Page and application data records:
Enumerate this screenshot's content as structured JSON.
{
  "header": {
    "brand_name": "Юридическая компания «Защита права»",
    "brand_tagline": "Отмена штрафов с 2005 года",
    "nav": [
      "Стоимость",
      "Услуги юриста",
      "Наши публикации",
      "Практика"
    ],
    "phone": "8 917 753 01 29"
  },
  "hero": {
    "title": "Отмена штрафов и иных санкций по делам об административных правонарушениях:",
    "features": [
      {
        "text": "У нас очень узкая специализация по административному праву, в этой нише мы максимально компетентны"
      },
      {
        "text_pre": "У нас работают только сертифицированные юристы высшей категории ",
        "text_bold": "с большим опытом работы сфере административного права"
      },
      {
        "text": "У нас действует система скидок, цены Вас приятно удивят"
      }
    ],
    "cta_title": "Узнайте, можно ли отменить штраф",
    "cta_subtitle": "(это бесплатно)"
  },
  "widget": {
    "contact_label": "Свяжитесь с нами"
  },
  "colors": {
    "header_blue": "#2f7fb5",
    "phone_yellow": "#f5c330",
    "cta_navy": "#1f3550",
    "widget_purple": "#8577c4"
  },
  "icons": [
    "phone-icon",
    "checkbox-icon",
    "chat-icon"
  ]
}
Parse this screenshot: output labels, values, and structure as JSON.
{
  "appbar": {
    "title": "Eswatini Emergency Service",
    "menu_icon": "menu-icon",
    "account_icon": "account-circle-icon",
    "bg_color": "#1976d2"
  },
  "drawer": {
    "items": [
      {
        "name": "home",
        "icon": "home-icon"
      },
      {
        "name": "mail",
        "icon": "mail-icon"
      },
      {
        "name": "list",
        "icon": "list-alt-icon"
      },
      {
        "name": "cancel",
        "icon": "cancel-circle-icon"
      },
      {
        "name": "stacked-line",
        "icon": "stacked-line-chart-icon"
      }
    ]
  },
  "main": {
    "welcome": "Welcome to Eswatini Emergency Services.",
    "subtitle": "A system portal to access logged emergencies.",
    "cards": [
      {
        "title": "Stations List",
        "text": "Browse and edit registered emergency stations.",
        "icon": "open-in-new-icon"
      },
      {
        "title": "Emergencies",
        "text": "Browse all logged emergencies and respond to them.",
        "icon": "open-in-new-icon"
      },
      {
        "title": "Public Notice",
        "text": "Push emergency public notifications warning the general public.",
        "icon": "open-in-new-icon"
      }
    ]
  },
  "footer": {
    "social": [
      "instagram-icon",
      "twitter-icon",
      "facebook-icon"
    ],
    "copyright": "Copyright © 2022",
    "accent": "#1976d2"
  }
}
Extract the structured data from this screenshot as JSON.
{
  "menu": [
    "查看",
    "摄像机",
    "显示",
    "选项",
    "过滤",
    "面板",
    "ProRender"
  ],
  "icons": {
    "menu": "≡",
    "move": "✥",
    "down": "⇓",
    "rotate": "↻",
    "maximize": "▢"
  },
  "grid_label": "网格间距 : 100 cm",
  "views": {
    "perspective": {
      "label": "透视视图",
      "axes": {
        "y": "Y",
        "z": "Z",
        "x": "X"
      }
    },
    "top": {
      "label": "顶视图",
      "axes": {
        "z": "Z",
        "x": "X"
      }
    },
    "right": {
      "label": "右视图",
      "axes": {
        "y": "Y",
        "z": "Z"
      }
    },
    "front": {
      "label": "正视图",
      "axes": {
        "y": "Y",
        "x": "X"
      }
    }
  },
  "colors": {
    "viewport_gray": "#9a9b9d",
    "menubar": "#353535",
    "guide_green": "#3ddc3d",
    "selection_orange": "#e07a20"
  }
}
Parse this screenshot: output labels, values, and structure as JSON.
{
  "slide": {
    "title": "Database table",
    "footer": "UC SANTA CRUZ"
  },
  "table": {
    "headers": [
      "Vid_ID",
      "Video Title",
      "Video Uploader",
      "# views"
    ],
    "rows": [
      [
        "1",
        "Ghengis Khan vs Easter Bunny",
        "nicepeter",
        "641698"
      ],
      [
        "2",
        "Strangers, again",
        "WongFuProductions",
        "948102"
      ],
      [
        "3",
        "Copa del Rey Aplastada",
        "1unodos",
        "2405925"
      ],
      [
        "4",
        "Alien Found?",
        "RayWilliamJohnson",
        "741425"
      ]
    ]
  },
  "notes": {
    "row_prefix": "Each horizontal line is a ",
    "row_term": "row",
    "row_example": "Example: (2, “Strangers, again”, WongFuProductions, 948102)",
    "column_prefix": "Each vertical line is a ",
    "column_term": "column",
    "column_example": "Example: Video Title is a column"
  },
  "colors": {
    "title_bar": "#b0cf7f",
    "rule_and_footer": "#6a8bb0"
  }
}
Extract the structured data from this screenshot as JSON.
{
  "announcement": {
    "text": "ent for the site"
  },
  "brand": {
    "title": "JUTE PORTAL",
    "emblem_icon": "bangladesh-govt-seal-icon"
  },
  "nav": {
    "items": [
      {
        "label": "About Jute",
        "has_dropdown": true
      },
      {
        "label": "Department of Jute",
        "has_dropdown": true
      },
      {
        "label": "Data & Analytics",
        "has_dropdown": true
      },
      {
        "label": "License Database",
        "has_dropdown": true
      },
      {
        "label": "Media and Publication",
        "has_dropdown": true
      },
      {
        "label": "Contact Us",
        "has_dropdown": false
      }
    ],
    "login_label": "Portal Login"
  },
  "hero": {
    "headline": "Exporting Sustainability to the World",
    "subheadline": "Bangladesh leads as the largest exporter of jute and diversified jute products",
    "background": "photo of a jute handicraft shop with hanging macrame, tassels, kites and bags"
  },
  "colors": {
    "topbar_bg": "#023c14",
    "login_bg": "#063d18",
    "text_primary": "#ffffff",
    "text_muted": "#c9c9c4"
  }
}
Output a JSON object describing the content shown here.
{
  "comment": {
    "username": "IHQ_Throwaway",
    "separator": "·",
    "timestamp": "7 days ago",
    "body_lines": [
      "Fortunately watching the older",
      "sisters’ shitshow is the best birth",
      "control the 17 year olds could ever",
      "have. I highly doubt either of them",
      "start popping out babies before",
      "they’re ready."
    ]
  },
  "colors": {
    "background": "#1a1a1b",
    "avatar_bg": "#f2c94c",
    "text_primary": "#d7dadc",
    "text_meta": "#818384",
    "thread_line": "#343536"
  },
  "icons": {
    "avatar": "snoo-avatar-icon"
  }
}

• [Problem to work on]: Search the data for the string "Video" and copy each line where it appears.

• [Task answer]:
      "Video Title",
      "Video Uploader",
    "column_example": "Example: Video Title is a column"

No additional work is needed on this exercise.